Opinion: Ambedkar’s American Comeback

Despite America’s relatively newfound interest in Ambedkar’s work, it will take another decade for him to become a household name.

Suraj Yengde

April 28, 2021

Opinion: Ambedkar’s American Comeback
Dr. B.R. Ambedkar in 1950 (Wikimedia Commons)

Earlier this month and for the second time, Indian American Congressman Ro Khanna (D-CA) introduced a resolution to the U.S. Congress to acknowledge and honor the legacy of Dr. Bhimrao Ramji Ambedkar. Khanna stated that Ambedkar “stood for an India and America where we respect the dignity of all.” The statement continued, “[Ambedkar was] a towering historical figure, a fearless feminist and caste abolitionist, and whose contributions to the fields of economics, philosophy, religious, jurisprudence, and democracy remain unparalleled, even today.” The resolution sought to recognize Ambedkar’s contributions as the architect of the Indian Constitution, into which he codified gender equality and included Article 17, which “abolishes ‘Untouchability’ in any form.” A video of philosopher Dr. Cornel West, who called Ambedkar the “great and inimitable,” accompanied the announcement of the resolution. 

As this resolution suggests, Ambedkar is increasingly becoming a more recognizable name in America as a key leader and political theorist in India’s freedom movement, a position that Gandhi and Jawaharlal Nehru previously dominated. Many scholars and researchers such as Cornel West, Isabel Wilkerson, Kevin Brown, Christophe Jaffrelot, David Mosse, interested in world politics and democracy, have taken to Ambedkar’s thought and philosophy. 

Though America, in particular, has known about caste and “shudras, pariahs” since the 19th century, this growing love of Ambedkar is an achievement of on-the-ground social movements that translated Ambedkar’s theories for the public, and fostered a global appetite for anti-caste culture and discourse. Ambedkar is perhaps the only Indian scholar who was promoted by non-academics in academic spaces. 

By offering simultaneous critiques to nationalists and as well as leftist scholars who were arbiters of India’s socio-political situation, Ambedkar’s followers brought him into the mainstream.

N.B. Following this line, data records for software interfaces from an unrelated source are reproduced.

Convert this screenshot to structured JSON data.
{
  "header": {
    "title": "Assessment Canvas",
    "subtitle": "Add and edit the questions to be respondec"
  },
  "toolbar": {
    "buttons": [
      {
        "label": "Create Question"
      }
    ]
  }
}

Much of the South Asian-centric language and knowledge uplifted narratives on India through either a liberal, do-no-harm Gandhian lens, or the extreme polarity of leftist, caste-neutral, working-class thought. Ambedkar doesn’t fit into these contested ideologies. He is walking in the path of the Buddha —the middle path. However, Ambedkar is insistent on firm socio-economic and political justice and redistribution of resources. Given the breadth of his scholarship, it becomes difficult to put Ambedkar in one frame or align him with any single ideology.

While some western scholars and researchers interested in postcolonial India have examined and engaged with the history and contemporary study of the world of Dalits, this research wasn’t part of popular discourse. Late 19th and early 20th-century American academia saw the rise in caste scholarship via the study of Hinduism. And while this study did not ascend to the scope and depth of Ambedkar’s work on caste in India, as Dalit scholars and intellectuals have taken their work to international forums, the Dalit issue has become a more global one. 

The Dalit Indian diaspora (the true size of which is unknown) has also been a champion of Ambedkar. This group, across class lines, was fiery and unapologetic. These activists include the likes of Dr. Shobha Singh, Dr. Laxmi Berwa, Yogesh Varhade, Raju Kamble via their respective organizations — VISION, Ambedkar International Mission, Ambedkar Center for Justice & Peace, Dr. Ambedkar International Center, Ambedkar King Study Circle, among others. By distributing Ambedkar’s literature on topics ranging from caste, class, democracy, and religion, they kept insisting on Ambedkar’s necessity in public forums, academic conferences, and various gatherings on Indian holidays the diaspora celebrates. Supported by organizations in India, especially the All India Backward and Minority Communities Employees Federation (BAMCEF) and the Bahujan Samaj Party (BSP), along with a host of other Buddhist organizations, the Dalits in the diaspora made Ambedkar inevitable.